━━━ DATA FOR THE TASK ━━━

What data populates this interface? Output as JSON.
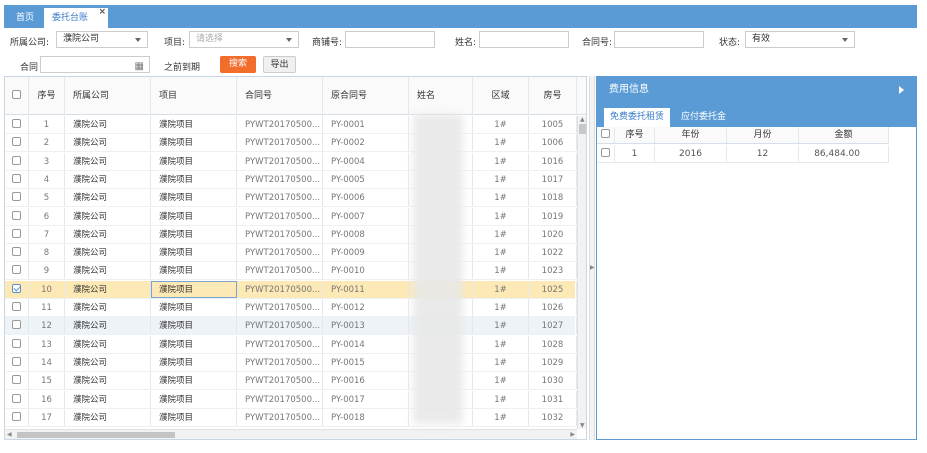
{
  "tabs": {
    "home": "首页",
    "active": "委托台账",
    "close": "×"
  },
  "filters": {
    "company_label": "所属公司:",
    "company_value": "濮院公司",
    "project_label": "项目:",
    "project_placeholder": "请选择",
    "shop_label": "商铺号:",
    "shop_value": "",
    "name_label": "姓名:",
    "name_value": "",
    "contract_label": "合同号:",
    "contract_value": "",
    "status_label": "状态:",
    "status_value": "有效",
    "contract2_label": "合同",
    "contract2_value": "",
    "expire_label": "之前到期",
    "search_button": "搜索",
    "export_button": "导出"
  },
  "grid": {
    "headers": [
      "序号",
      "所属公司",
      "项目",
      "合同号",
      "原合同号",
      "姓名",
      "区域",
      "房号"
    ],
    "rows": [
      [
        "1",
        "濮院公司",
        "濮院项目",
        "PYWT20170500...",
        "PY-0001",
        "",
        "1#",
        "1005"
      ],
      [
        "2",
        "濮院公司",
        "濮院项目",
        "PYWT20170500...",
        "PY-0002",
        "",
        "1#",
        "1006"
      ],
      [
        "3",
        "濮院公司",
        "濮院项目",
        "PYWT20170500...",
        "PY-0004",
        "",
        "1#",
        "1016"
      ],
      [
        "4",
        "濮院公司",
        "濮院项目",
        "PYWT20170500...",
        "PY-0005",
        "",
        "1#",
        "1017"
      ],
      [
        "5",
        "濮院公司",
        "濮院项目",
        "PYWT20170500...",
        "PY-0006",
        "",
        "1#",
        "1018"
      ],
      [
        "6",
        "濮院公司",
        "濮院项目",
        "PYWT20170500...",
        "PY-0007",
        "",
        "1#",
        "1019"
      ],
      [
        "7",
        "濮院公司",
        "濮院项目",
        "PYWT20170500...",
        "PY-0008",
        "",
        "1#",
        "1020"
      ],
      [
        "8",
        "濮院公司",
        "濮院项目",
        "PYWT20170500...",
        "PY-0009",
        "",
        "1#",
        "1022"
      ],
      [
        "9",
        "濮院公司",
        "濮院项目",
        "PYWT20170500...",
        "PY-0010",
        "",
        "1#",
        "1023"
      ],
      [
        "10",
        "濮院公司",
        "濮院项目",
        "PYWT20170500...",
        "PY-0011",
        "",
        "1#",
        "1025"
      ],
      [
        "11",
        "濮院公司",
        "濮院项目",
        "PYWT20170500...",
        "PY-0012",
        "",
        "1#",
        "1026"
      ],
      [
        "12",
        "濮院公司",
        "濮院项目",
        "PYWT20170500...",
        "PY-0013",
        "",
        "1#",
        "1027"
      ],
      [
        "13",
        "濮院公司",
        "濮院项目",
        "PYWT20170500...",
        "PY-0014",
        "",
        "1#",
        "1028"
      ],
      [
        "14",
        "濮院公司",
        "濮院项目",
        "PYWT20170500...",
        "PY-0015",
        "",
        "1#",
        "1029"
      ],
      [
        "15",
        "濮院公司",
        "濮院项目",
        "PYWT20170500...",
        "PY-0016",
        "",
        "1#",
        "1030"
      ],
      [
        "16",
        "濮院公司",
        "濮院项目",
        "PYWT20170500...",
        "PY-0017",
        "",
        "1#",
        "1031"
      ],
      [
        "17",
        "濮院公司",
        "濮院项目",
        "PYWT20170500...",
        "PY-0018",
        "",
        "1#",
        "1032"
      ]
    ],
    "selected_row": 10,
    "alt_row": 12
  },
  "panel": {
    "title": "费用信息",
    "tab_active": "免费委托租赁",
    "tab_other": "应付委托金",
    "headers": [
      "序号",
      "年份",
      "月份",
      "金额"
    ],
    "rows": [
      [
        "1",
        "2016",
        "12",
        "86,484.00"
      ]
    ]
  },
  "colors": {
    "accent": "#5b9bd5",
    "search": "#f26c2b",
    "selected_row": "#fde9b5"
  }
}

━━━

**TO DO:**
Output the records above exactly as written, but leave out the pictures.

**EXERCISE OUTPUT:**
What data populates this interface? Output as JSON.
{
  "tabs": {
    "home": "首页",
    "active": "委托台账",
    "close": "×"
  },
  "filters": {
    "company_label": "所属公司:",
    "company_value": "濮院公司",
    "project_label": "项目:",
    "project_placeholder": "请选择",
    "shop_label": "商铺号:",
    "shop_value": "",
    "name_label": "姓名:",
    "name_value": "",
    "contract_label": "合同号:",
    "contract_value": "",
    "status_label": "状态:",
    "status_value": "有效",
    "contract2_label": "合同",
    "contract2_value": "",
    "expire_label": "之前到期",
    "search_button": "搜索",
    "export_button": "导出"
  },
  "grid": {
    "headers": [
      "序号",
      "所属公司",
      "项目",
      "合同号",
      "原合同号",
      "姓名",
      "区域",
      "房号"
    ],
    "rows": [
      [
        "1",
        "濮院公司",
        "濮院项目",
        "PYWT20170500...",
        "PY-0001",
        "",
        "1#",
        "1005"
      ],
      [
        "2",
        "濮院公司",
        "濮院项目",
        "PYWT20170500...",
        "PY-0002",
        "",
        "1#",
        "1006"
      ],
      [
        "3",
        "濮院公司",
        "濮院项目",
        "PYWT20170500...",
        "PY-0004",
        "",
        "1#",
        "1016"
      ],
      [
        "4",
        "濮院公司",
        "濮院项目",
        "PYWT20170500...",
        "PY-0005",
        "",
        "1#",
        "1017"
      ],
      [
        "5",
        "濮院公司",
        "濮院项目",
        "PYWT20170500...",
        "PY-0006",
        "",
        "1#",
        "1018"
      ],
      [
        "6",
        "濮院公司",
        "濮院项目",
        "PYWT20170500...",
        "PY-0007",
        "",
        "1#",
        "1019"
      ],
      [
        "7",
        "濮院公司",
        "濮院项目",
        "PYWT20170500...",
        "PY-0008",
        "",
        "1#",
        "1020"
      ],
      [
        "8",
        "濮院公司",
        "濮院项目",
        "PYWT20170500...",
        "PY-0009",
        "",
        "1#",
        "1022"
      ],
      [
        "9",
        "濮院公司",
        "濮院项目",
        "PYWT20170500...",
        "PY-0010",
        "",
        "1#",
        "1023"
      ],
      [
        "10",
        "濮院公司",
        "濮院项目",
        "PYWT20170500...",
        "PY-0011",
        "",
        "1#",
        "1025"
      ],
      [
        "11",
        "濮院公司",
        "濮院项目",
        "PYWT20170500...",
        "PY-0012",
        "",
        "1#",
        "1026"
      ],
      [
        "12",
        "濮院公司",
        "濮院项目",
        "PYWT20170500...",
        "PY-0013",
        "",
        "1#",
        "1027"
      ],
      [
        "13",
        "濮院公司",
        "濮院项目",
        "PYWT20170500...",
        "PY-0014",
        "",
        "1#",
        "1028"
      ],
      [
        "14",
        "濮院公司",
        "濮院项目",
        "PYWT20170500...",
        "PY-0015",
        "",
        "1#",
        "1029"
      ],
      [
        "15",
        "濮院公司",
        "濮院项目",
        "PYWT20170500...",
        "PY-0016",
        "",
        "1#",
        "1030"
      ],
      [
        "16",
        "濮院公司",
        "濮院项目",
        "PYWT20170500...",
        "PY-0017",
        "",
        "1#",
        "1031"
      ],
      [
        "17",
        "濮院公司",
        "濮院项目",
        "PYWT20170500...",
        "PY-0018",
        "",
        "1#",
        "1032"
      ]
    ],
    "selected_row": 10,
    "alt_row": 12
  },
  "panel": {
    "title": "费用信息",
    "tab_active": "免费委托租赁",
    "tab_other": "应付委托金",
    "headers": [
      "序号",
      "年份",
      "月份",
      "金额"
    ],
    "rows": [
      [
        "1",
        "2016",
        "12",
        "86,484.00"
      ]
    ]
  },
  "colors": {
    "accent": "#5b9bd5",
    "search": "#f26c2b",
    "selected_row": "#fde9b5"
  }
}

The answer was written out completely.